Today, a new feature begins. Called Plums & Prunes, it will be a periodic critique of material — stories, headlines, photos, graphics, etc. — appearing in The Star. (Articles can be seen by going to The Star’s Web site — kansascity.com — and entering key words in the upper-right search box.)
With no further ado, away we go!
~ “Less roadway repair, more snow removal” (A-1, Friday, March 26) — Eye-catching, solidly written centerpiece on the new Kansas City budget. Photo by David Eulitt; story by Lynn Horsley.
~ “Martin’s Wildcats are toughest team alive” (B-1, Friday, March 26) — Whitlock column on K-State’s victory over Xavier featured this break-out-laughing line: “Every man, woman and child a Wildcat!”
~ “Voice of a victim can’t be silenced” (A-1, Saturday, March 27) — Sara Shepherd’s haunting story about then-81-year-old Carol Cooper, who was raped in 1999 and psychologically tormented ever after. The final twist: In 2004, Cooper disappeared, never to be seen again, after leaving her south Kansas City residence for her daily walk.
~ “Board election comes at a crucial moment” (A-1, Sunday, March 28) — Clean, comprehensive package previewing Tuesday’s Kansas City School Board elections. Written by Joe Robertson.
~ “Vigilant boards keep organizations on track” (A-1, Monday, March 29) — Timely story by Diane Stafford on the importance of boards of directors. The peg: the Karen Pletz debacle at Kansas City University of Medicine and biosciences.

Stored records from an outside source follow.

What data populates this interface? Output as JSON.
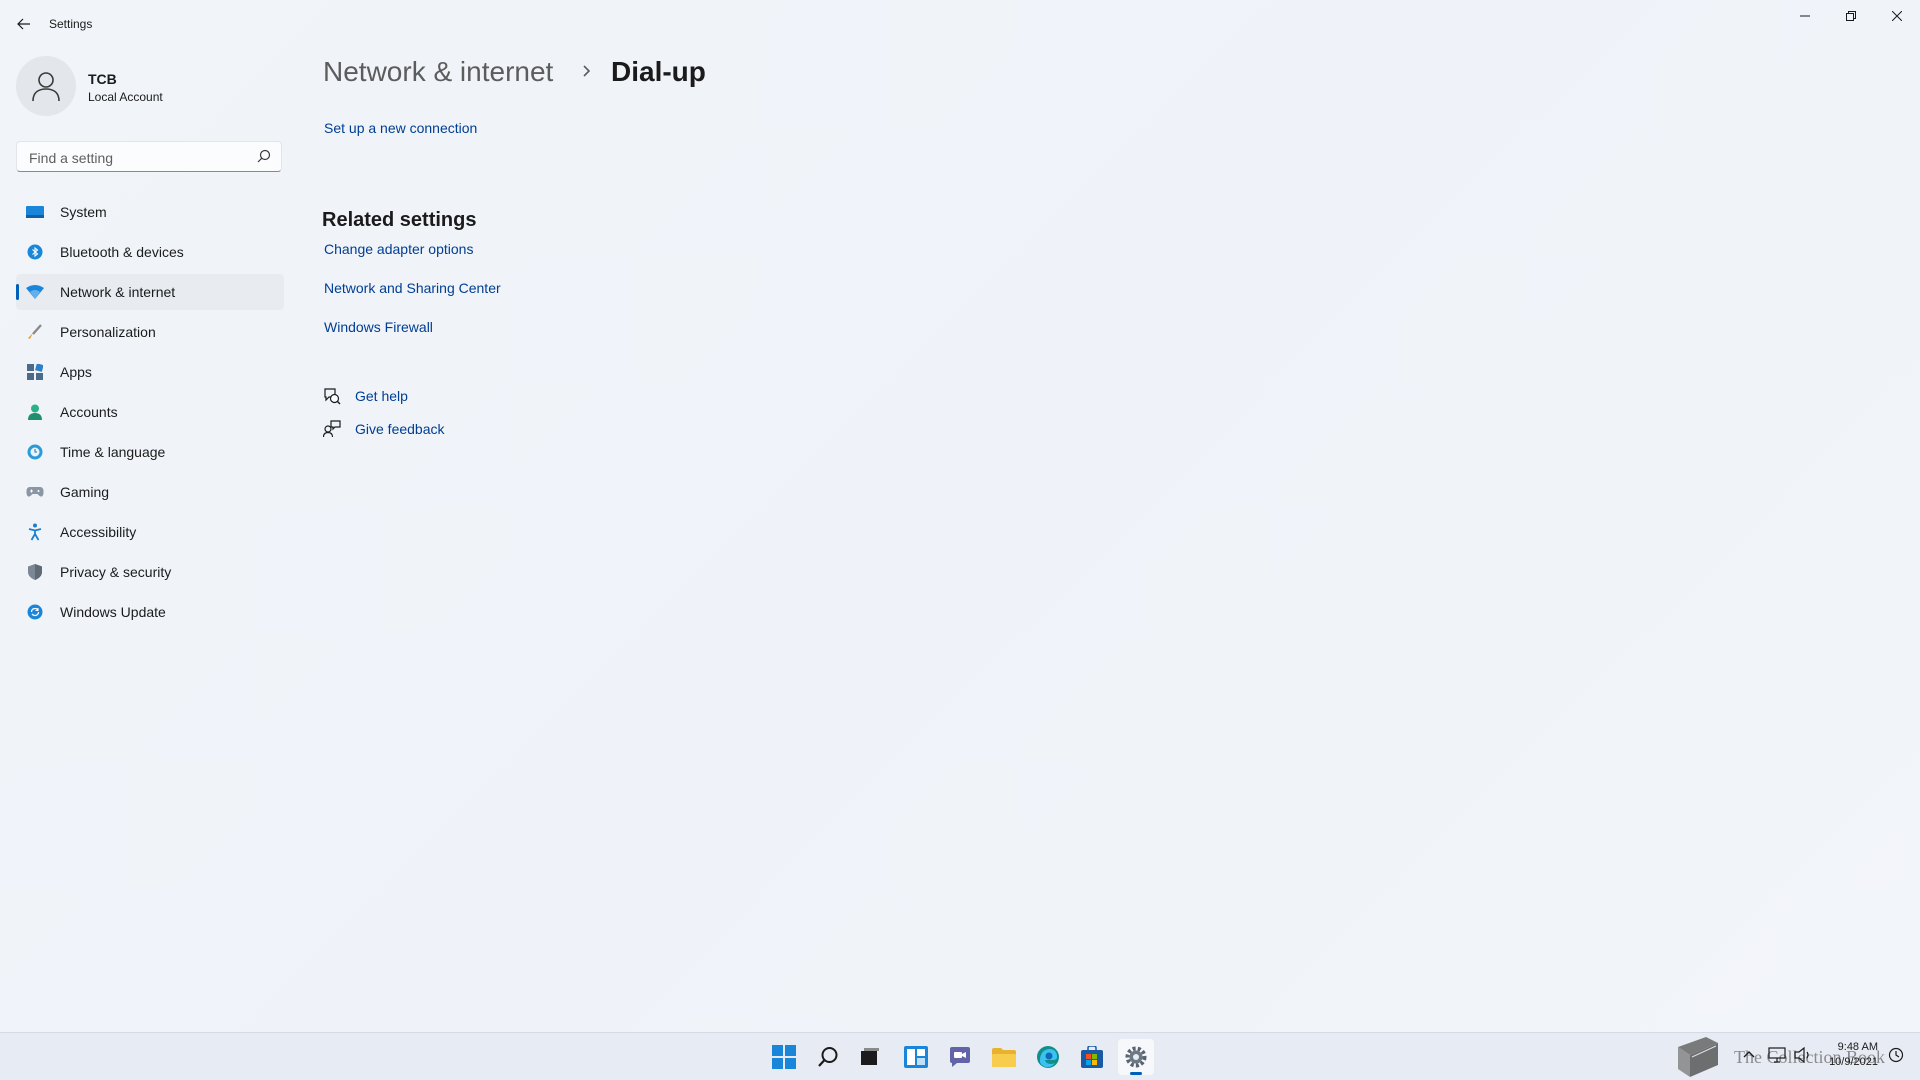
{
  "window": {
    "title": "Settings",
    "controls": [
      "minimize-icon",
      "restore-icon",
      "close-icon"
    ]
  },
  "profile": {
    "name": "TCB",
    "account_type": "Local Account"
  },
  "search": {
    "placeholder": "Find a setting"
  },
  "sidebar": {
    "selected": "Network & internet",
    "items": [
      {
        "label": "System",
        "icon": "monitor-icon"
      },
      {
        "label": "Bluetooth & devices",
        "icon": "bluetooth-icon"
      },
      {
        "label": "Network & internet",
        "icon": "wifi-icon"
      },
      {
        "label": "Personalization",
        "icon": "brush-icon"
      },
      {
        "label": "Apps",
        "icon": "apps-icon"
      },
      {
        "label": "Accounts",
        "icon": "person-icon"
      },
      {
        "label": "Time & language",
        "icon": "globe-clock-icon"
      },
      {
        "label": "Gaming",
        "icon": "controller-icon"
      },
      {
        "label": "Accessibility",
        "icon": "accessibility-icon"
      },
      {
        "label": "Privacy & security",
        "icon": "shield-icon"
      },
      {
        "label": "Windows Update",
        "icon": "update-icon"
      }
    ]
  },
  "breadcrumb": {
    "parent": "Network & internet",
    "current": "Dial-up"
  },
  "main": {
    "setup_link": "Set up a new connection",
    "related_heading": "Related settings",
    "related_links": [
      "Change adapter options",
      "Network and Sharing Center",
      "Windows Firewall"
    ],
    "help": {
      "get_help": "Get help",
      "give_feedback": "Give feedback"
    }
  },
  "taskbar": {
    "apps": [
      "start-icon",
      "search-icon",
      "task-view-icon",
      "widgets-icon",
      "chat-icon",
      "file-explorer-icon",
      "edge-icon",
      "store-icon",
      "settings-icon"
    ],
    "active_app": "settings-icon",
    "tray_icons": [
      "chevron-up-icon",
      "network-icon",
      "volume-icon"
    ],
    "time": "9:48 AM",
    "date": "10/9/2021",
    "watermark": "The Collection Book"
  },
  "colors": {
    "accent": "#005fb8",
    "link": "#003e92",
    "background": "#f0f4f9"
  }
}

~ “Campaign ad places hateful message on air” (A-1, Monday, March 29) — Slap-my-jaw piece by Dave Helling about a Springfield, Mo., U.S. Senate candidate’s racially biased, anti-Semitic radio ads.
~ ” ‘Free’ a hard sell” (A-1, Tuesday, March 30) — Quirky, gotta-read-on piece, accompanied by storytelling cover photo, on some Kansas towns having trouble giving away home-site properties. Story by Laura Bauer; photos by Jill Toyoshiba.
~ “Driver has long record of violations” (A-1, Tuesday March 30) — Infuriating story by Christine Vendel and Meredith Rodriguez about oft-convicted driver who killed a 12-year-old boy and seriously injured the boy’s mother in a gruesome crash at Gregory Boulevard and Bruce Watkins Drive.
~ “Inmates get to look at private information” (A-1, Wednesday, March 31) — Holy cow! Kansas prisoners hone their computer skills by entering data that includes free people’s Social Security numbers. Thank you, Joe Lambe.
~ “Carrying in the Capitol” (A-1, thursday, April 1) — Irresistible, double-take intro: “It’s been a quiet week in Jefferson City. Legislators writing laws. Debating the budget. Training with handguns.” Jason Noble and David Klepper wrote about a bill — seemingly on its way to passage — that would allow legislators, their aides and employees to carry concealed weapons in the Missouri statehouse. And guess what? It’s prohibited in Kansas.
#% “A future of hope can heal the pain” (p. 1, Sunday, March 28) — Yet another front-page story about the Kansas State basketball team. At the same time, not one story about the chronic pain being generated by the the resurgent priest sex-abuse scandal has made it to The Star’s front page.
#% “New KCK library in store” (p.1 headline, Monday, March 29) — This comes under the category of “fails to live up to billing.” The headline had me scanning the story to see where the new library was housed. Turns out the story, by Lisa Gutierrez, was a hand wringer about the sorry state of the public library branch at Argentine Middle School. But what about that library moving into a store? Well, plans are for a move in 2012! The library won’t be in the store for a looong time.
#% “Crackdown could be upshot” (A-9, Tuesday, March 30) — Embarrassing under-placement and inadequate treatment of the Moscow subway bombings, which killed 39 people. Topping off the embarrassment was a lame, please-overlook-me headline.
#% “Will health law uncork bottleneck?” (A-1, Wednesday, March 31) — No beef with the story; nice piece of enterprise (meaning reporter or editor driven, as opposed to breaking news) by Steve Kraske and Dave Helling. But, like many journalists, especially reporters, I loathe the so-called “Boca jump,” in which a story is “teased” on the front and the reader is directed inside, where the story begins anew. Boca, you ask? So called because it reportedly got its start many years ago at a daily in Boca Raton, Fla. Unfortunately, the Boca just won’t seem to go away.